### RECORDS FOR THIS TASK ###
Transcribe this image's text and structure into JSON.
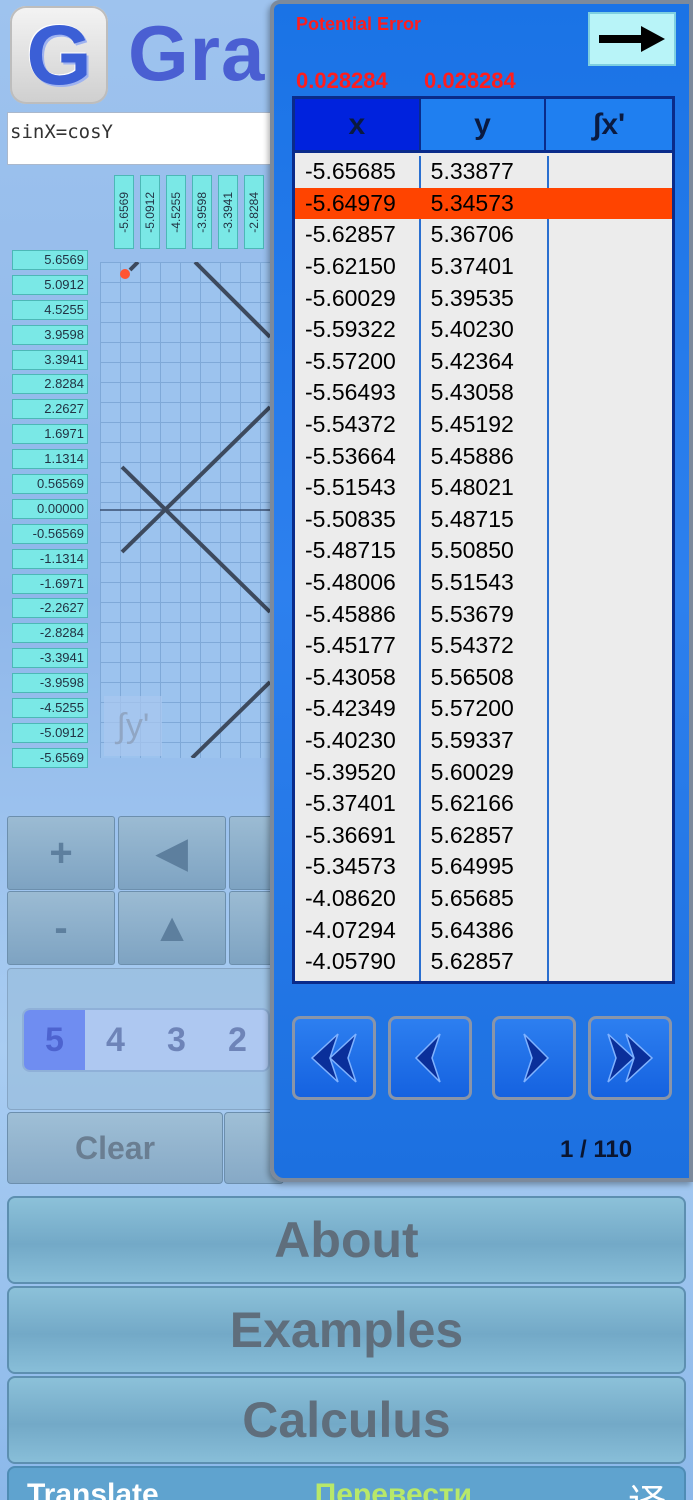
{
  "app": {
    "logo_letter": "G",
    "title": "Gra",
    "equation": "sinX=cosY"
  },
  "graph": {
    "x_ticks": [
      "-5.6569",
      "-5.0912",
      "-4.5255",
      "-3.9598",
      "-3.3941",
      "-2.8284"
    ],
    "y_ticks": [
      "5.6569",
      "5.0912",
      "4.5255",
      "3.9598",
      "3.3941",
      "2.8284",
      "2.2627",
      "1.6971",
      "1.1314",
      "0.56569",
      "0.00000",
      "-0.56569",
      "-1.1314",
      "-1.6971",
      "-2.2627",
      "-2.8284",
      "-3.3941",
      "-3.9598",
      "-4.5255",
      "-5.0912",
      "-5.6569"
    ],
    "y_prime_label": "∫y'"
  },
  "pad": {
    "plus": "+",
    "minus": "-",
    "left_arrow": "◀",
    "up_arrow": "▲",
    "digits": [
      "5",
      "4",
      "3",
      "2"
    ],
    "clear_label": "Clear"
  },
  "menu": {
    "about": "About",
    "examples": "Examples",
    "calculus": "Calculus"
  },
  "translate": {
    "en": "Translate",
    "ru": "Перевести",
    "zh": "译"
  },
  "panel": {
    "potential_error_label": "Potential Error",
    "error_values": [
      "0.028284",
      "0.028284"
    ],
    "columns": [
      "x",
      "y",
      "∫x'"
    ],
    "selected_row": 1,
    "rows": [
      [
        "-5.65685",
        "5.33877",
        ""
      ],
      [
        "-5.64979",
        "5.34573",
        ""
      ],
      [
        "-5.62857",
        "5.36706",
        ""
      ],
      [
        "-5.62150",
        "5.37401",
        ""
      ],
      [
        "-5.60029",
        "5.39535",
        ""
      ],
      [
        "-5.59322",
        "5.40230",
        ""
      ],
      [
        "-5.57200",
        "5.42364",
        ""
      ],
      [
        "-5.56493",
        "5.43058",
        ""
      ],
      [
        "-5.54372",
        "5.45192",
        ""
      ],
      [
        "-5.53664",
        "5.45886",
        ""
      ],
      [
        "-5.51543",
        "5.48021",
        ""
      ],
      [
        "-5.50835",
        "5.48715",
        ""
      ],
      [
        "-5.48715",
        "5.50850",
        ""
      ],
      [
        "-5.48006",
        "5.51543",
        ""
      ],
      [
        "-5.45886",
        "5.53679",
        ""
      ],
      [
        "-5.45177",
        "5.54372",
        ""
      ],
      [
        "-5.43058",
        "5.56508",
        ""
      ],
      [
        "-5.42349",
        "5.57200",
        ""
      ],
      [
        "-5.40230",
        "5.59337",
        ""
      ],
      [
        "-5.39520",
        "5.60029",
        ""
      ],
      [
        "-5.37401",
        "5.62166",
        ""
      ],
      [
        "-5.36691",
        "5.62857",
        ""
      ],
      [
        "-5.34573",
        "5.64995",
        ""
      ],
      [
        "-4.08620",
        "5.65685",
        ""
      ],
      [
        "-4.07294",
        "5.64386",
        ""
      ],
      [
        "-4.05790",
        "5.62857",
        ""
      ]
    ],
    "page_indicator": "1 / 110"
  },
  "colors": {
    "panel_blue": "#1a73e6",
    "header_dark": "#0022dd",
    "selected_row": "#ff4400",
    "error_red": "#ff1d1d",
    "tick_cyan": "#7ae8e6"
  }
}
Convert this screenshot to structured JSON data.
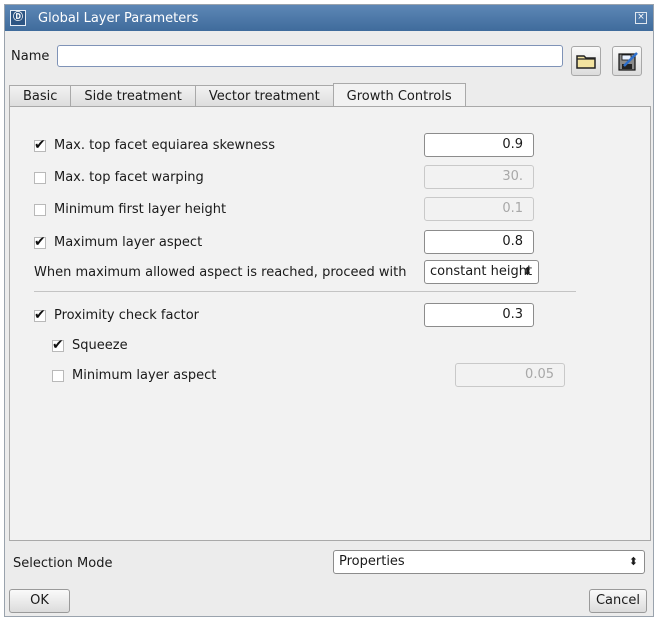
{
  "window": {
    "title": "Global Layer Parameters"
  },
  "name_row": {
    "label": "Name",
    "value": "",
    "placeholder": ""
  },
  "tabs": [
    {
      "label": "Basic",
      "active": false
    },
    {
      "label": "Side treatment",
      "active": false
    },
    {
      "label": "Vector treatment",
      "active": false
    },
    {
      "label": "Growth Controls",
      "active": true
    }
  ],
  "growth": {
    "skewness": {
      "label": "Max. top facet equiarea skewness",
      "checked": true,
      "value": "0.9"
    },
    "warping": {
      "label": "Max. top facet warping",
      "checked": false,
      "value": "30."
    },
    "first_height": {
      "label": "Minimum first layer height",
      "checked": false,
      "value": "0.1"
    },
    "max_aspect": {
      "label": "Maximum layer aspect",
      "checked": true,
      "value": "0.8"
    },
    "proceed": {
      "label": "When maximum allowed aspect is reached, proceed with",
      "value": "constant height"
    },
    "proximity": {
      "label": "Proximity check factor",
      "checked": true,
      "value": "0.3"
    },
    "squeeze": {
      "label": "Squeeze",
      "checked": true
    },
    "min_aspect": {
      "label": "Minimum layer aspect",
      "checked": false,
      "value": "0.05"
    }
  },
  "footer": {
    "selection_mode_label": "Selection Mode",
    "selection_mode_value": "Properties",
    "ok": "OK",
    "cancel": "Cancel"
  },
  "icons": {
    "check": "✔",
    "spinner": "⬍",
    "app": "app-icon",
    "open": "folder-open-icon",
    "save": "save-icon"
  }
}
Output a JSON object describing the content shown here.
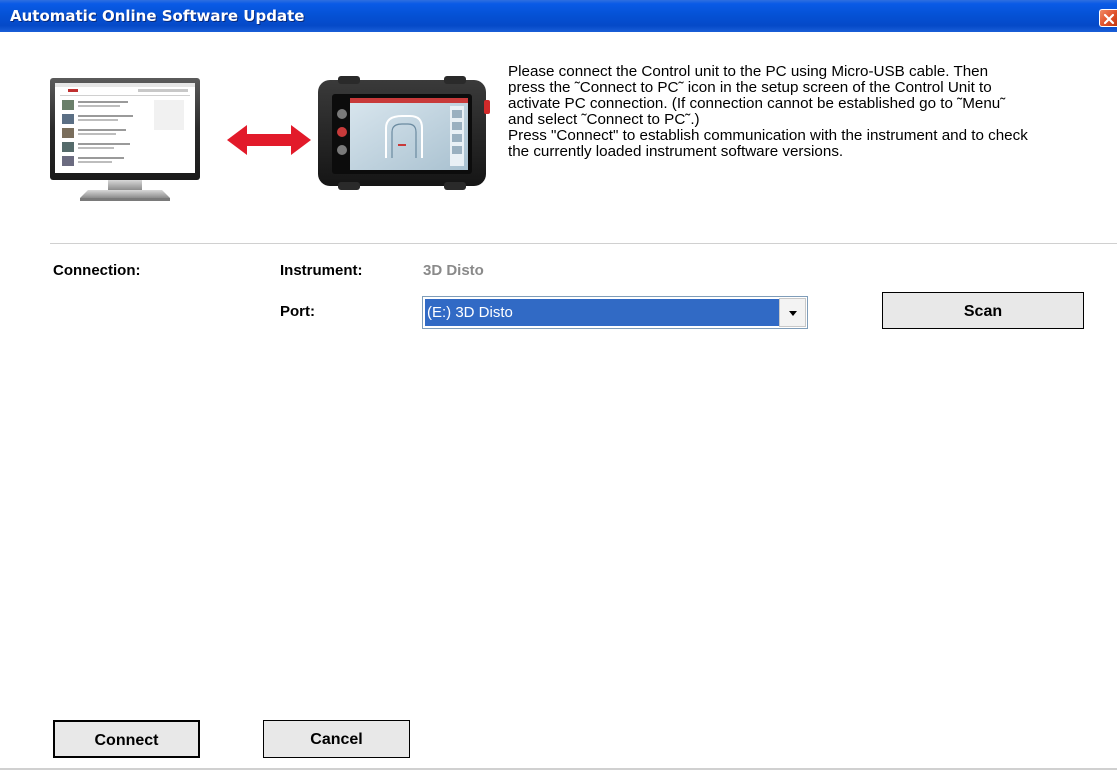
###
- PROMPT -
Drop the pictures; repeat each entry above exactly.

- ANSWER -
Transcribe this image's text and structure into JSON.
{
  "app": {
    "logo_letter": "G",
    "title": "Gra",
    "equation": "sinX=cosY"
  },
  "graph": {
    "x_ticks": [
      "-5.6569",
      "-5.0912",
      "-4.5255",
      "-3.9598",
      "-3.3941",
      "-2.8284"
    ],
    "y_ticks": [
      "5.6569",
      "5.0912",
      "4.5255",
      "3.9598",
      "3.3941",
      "2.8284",
      "2.2627",
      "1.6971",
      "1.1314",
      "0.56569",
      "0.00000",
      "-0.56569",
      "-1.1314",
      "-1.6971",
      "-2.2627",
      "-2.8284",
      "-3.3941",
      "-3.9598",
      "-4.5255",
      "-5.0912",
      "-5.6569"
    ],
    "y_prime_label": "∫y'"
  },
  "pad": {
    "plus": "+",
    "minus": "-",
    "left_arrow": "◀",
    "up_arrow": "▲",
    "digits": [
      "5",
      "4",
      "3",
      "2"
    ],
    "clear_label": "Clear"
  },
  "menu": {
    "about": "About",
    "examples": "Examples",
    "calculus": "Calculus"
  },
  "translate": {
    "en": "Translate",
    "ru": "Перевести",
    "zh": "译"
  },
  "panel": {
    "potential_error_label": "Potential Error",
    "error_values": [
      "0.028284",
      "0.028284"
    ],
    "columns": [
      "x",
      "y",
      "∫x'"
    ],
    "selected_row": 1,
    "rows": [
      [
        "-5.65685",
        "5.33877",
        ""
      ],
      [
        "-5.64979",
        "5.34573",
        ""
      ],
      [
        "-5.62857",
        "5.36706",
        ""
      ],
      [
        "-5.62150",
        "5.37401",
        ""
      ],
      [
        "-5.60029",
        "5.39535",
        ""
      ],
      [
        "-5.59322",
        "5.40230",
        ""
      ],
      [
        "-5.57200",
        "5.42364",
        ""
      ],
      [
        "-5.56493",
        "5.43058",
        ""
      ],
      [
        "-5.54372",
        "5.45192",
        ""
      ],
      [
        "-5.53664",
        "5.45886",
        ""
      ],
      [
        "-5.51543",
        "5.48021",
        ""
      ],
      [
        "-5.50835",
        "5.48715",
        ""
      ],
      [
        "-5.48715",
        "5.50850",
        ""
      ],
      [
        "-5.48006",
        "5.51543",
        ""
      ],
      [
        "-5.45886",
        "5.53679",
        ""
      ],
      [
        "-5.45177",
        "5.54372",
        ""
      ],
      [
        "-5.43058",
        "5.56508",
        ""
      ],
      [
        "-5.42349",
        "5.57200",
        ""
      ],
      [
        "-5.40230",
        "5.59337",
        ""
      ],
      [
        "-5.39520",
        "5.60029",
        ""
      ],
      [
        "-5.37401",
        "5.62166",
        ""
      ],
      [
        "-5.36691",
        "5.62857",
        ""
      ],
      [
        "-5.34573",
        "5.64995",
        ""
      ],
      [
        "-4.08620",
        "5.65685",
        ""
      ],
      [
        "-4.07294",
        "5.64386",
        ""
      ],
      [
        "-4.05790",
        "5.62857",
        ""
      ]
    ],
    "page_indicator": "1 / 110"
  },
  "colors": {
    "panel_blue": "#1a73e6",
    "header_dark": "#0022dd",
    "selected_row": "#ff4400",
    "error_red": "#ff1d1d",
    "tick_cyan": "#7ae8e6"
  }
}
Convert this screenshot to structured JSON data.
{
  "window": {
    "title": "Global Layer Parameters"
  },
  "name_row": {
    "label": "Name",
    "value": "",
    "placeholder": ""
  },
  "tabs": [
    {
      "label": "Basic",
      "active": false
    },
    {
      "label": "Side treatment",
      "active": false
    },
    {
      "label": "Vector treatment",
      "active": false
    },
    {
      "label": "Growth Controls",
      "active": true
    }
  ],
  "growth": {
    "skewness": {
      "label": "Max. top facet equiarea skewness",
      "checked": true,
      "value": "0.9"
    },
    "warping": {
      "label": "Max. top facet warping",
      "checked": false,
      "value": "30."
    },
    "first_height": {
      "label": "Minimum first layer height",
      "checked": false,
      "value": "0.1"
    },
    "max_aspect": {
      "label": "Maximum layer aspect",
      "checked": true,
      "value": "0.8"
    },
    "proceed": {
      "label": "When maximum allowed aspect is reached, proceed with",
      "value": "constant height"
    },
    "proximity": {
      "label": "Proximity check factor",
      "checked": true,
      "value": "0.3"
    },
    "squeeze": {
      "label": "Squeeze",
      "checked": true
    },
    "min_aspect": {
      "label": "Minimum layer aspect",
      "checked": false,
      "value": "0.05"
    }
  },
  "footer": {
    "selection_mode_label": "Selection Mode",
    "selection_mode_value": "Properties",
    "ok": "OK",
    "cancel": "Cancel"
  },
  "icons": {
    "check": "✔",
    "spinner": "⬍",
    "app": "app-icon",
    "open": "folder-open-icon",
    "save": "save-icon"
  }
}
Output a JSON object describing the content shown here.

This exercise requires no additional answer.